Lesson three covers issues concerning the future of Europe during the final phase of the wartime alliance. Among the salient questions were the fate of the Eastern European nations, the future of Germany, and the establishment of a new international organization to replace the League of Nations. Behind them all was the problem of whether the liberal, democratic West and the Marxist, totalitarian Soviet Union could continue to coexist as allies.
Lesson four focuses on two major postwar issues in Asia. The first was the American hope of establishing China as a great power despite its grave internal divisions and the insistence of the Soviet Union on dominance in Manchuria. The second was the American policy of ending Western imperialism in Southeast Asia. In both cases, American diplomacy had to grapple with the differing objectives of other important partners in the Grand Alliance. Teachers with limited time may wish to select only one of these problems for class exercises and discussions. The documents relating to each have been grouped together in order to facilitate such an option.
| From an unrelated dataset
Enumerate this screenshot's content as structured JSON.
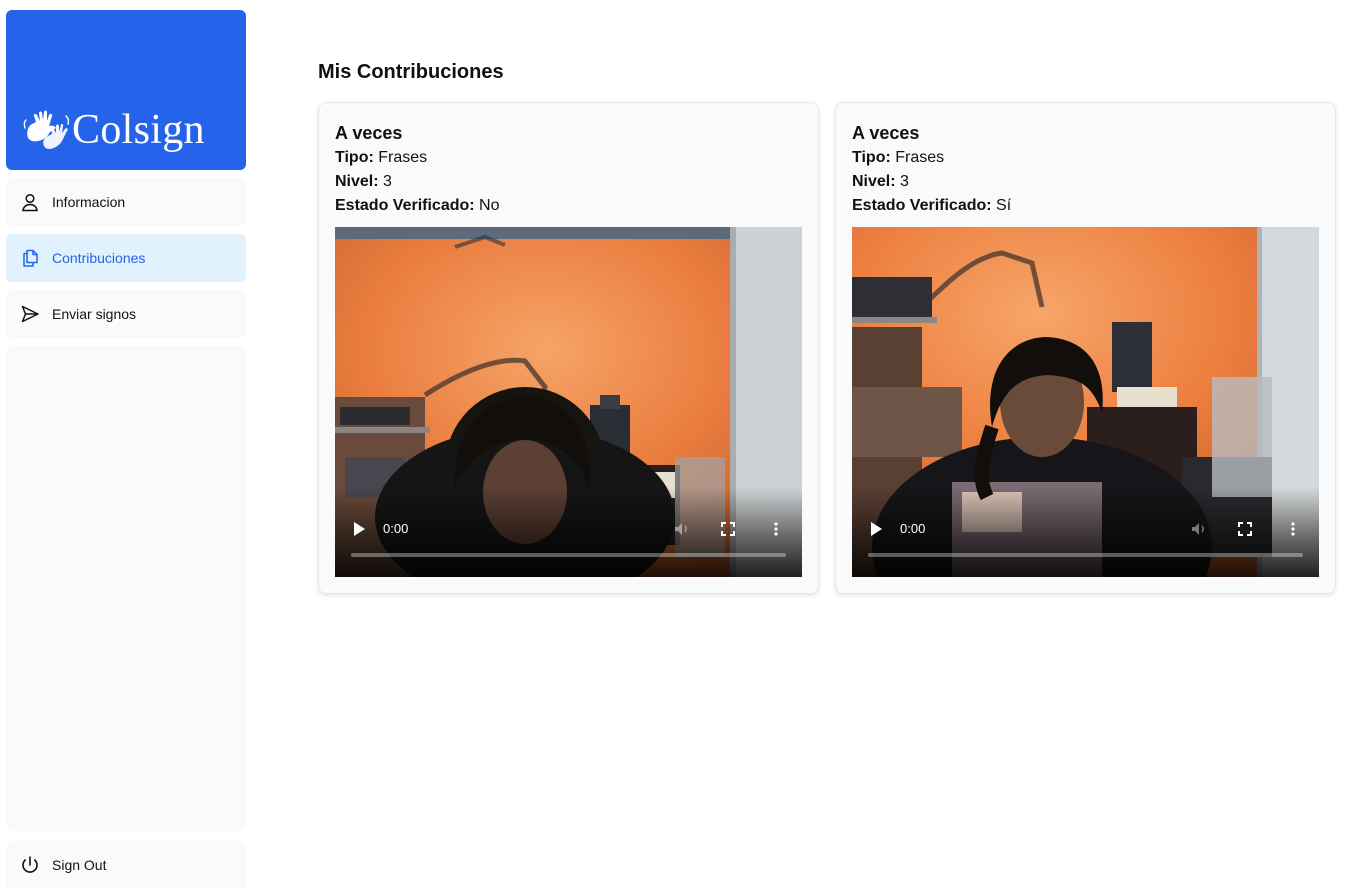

Throughout modern history, former Grand Alliances—including the ones that defeated Germany in World War I, Napoleon's France in the early nineteenth century, and Britain in the age of the American Revolution—had come apart once they had served their purpose. President Roosevelt and large numbers of the American people believed that the World War II Grand Alliance would have a different future. This unit invites students to think in general terms about the nature of military and diplomatic alliances. Are they generally matters of convenience and historical circumstance, or more lasting arrangements based on common basic principles?
Review each lesson plan. Locate and bookmark suggested materials and links from EDSITEment-reviewed websites used in this lesson. Download and print out selected documents and duplicate copies as necessary for student viewing. Alternatively, excerpted versions of these documents are available as part of the downloadable Text Document.
Download the Text Document for this lesson, available here as a PDF file. This file contains excerpted versions of the documents used in the various activities, as well as questions for students to answer. Print out and make an appropriate number of copies of the handouts you plan to use in class.
If your students lack experience in dealing with primary sources, you might use one or more preliminary exercises to help them develop these skills. The Learning Page at the American Memory Project of the Library of Congress includes a set of such activities. Another useful resource is the Digital Classroom of the National Archives, which features a set of Document Analysis Worksheets.
Each lesson is designed to stand alone, occupying three to four class periods. Taken together they provide a fairly comprehensive survey of American diplomacy during World War II. If there is insufficient time for all four, teachers should choose whichever plans best fit their particular course. Since some teachers may find the reading assignments too ambitious, the authors have attempted to identify with asterisks (*) the most fundamental documents in each lesson. We encourage all who make use of this unit to think of it as a collection of resources rather than as a plan of readings and exercises to be followed to the last detail.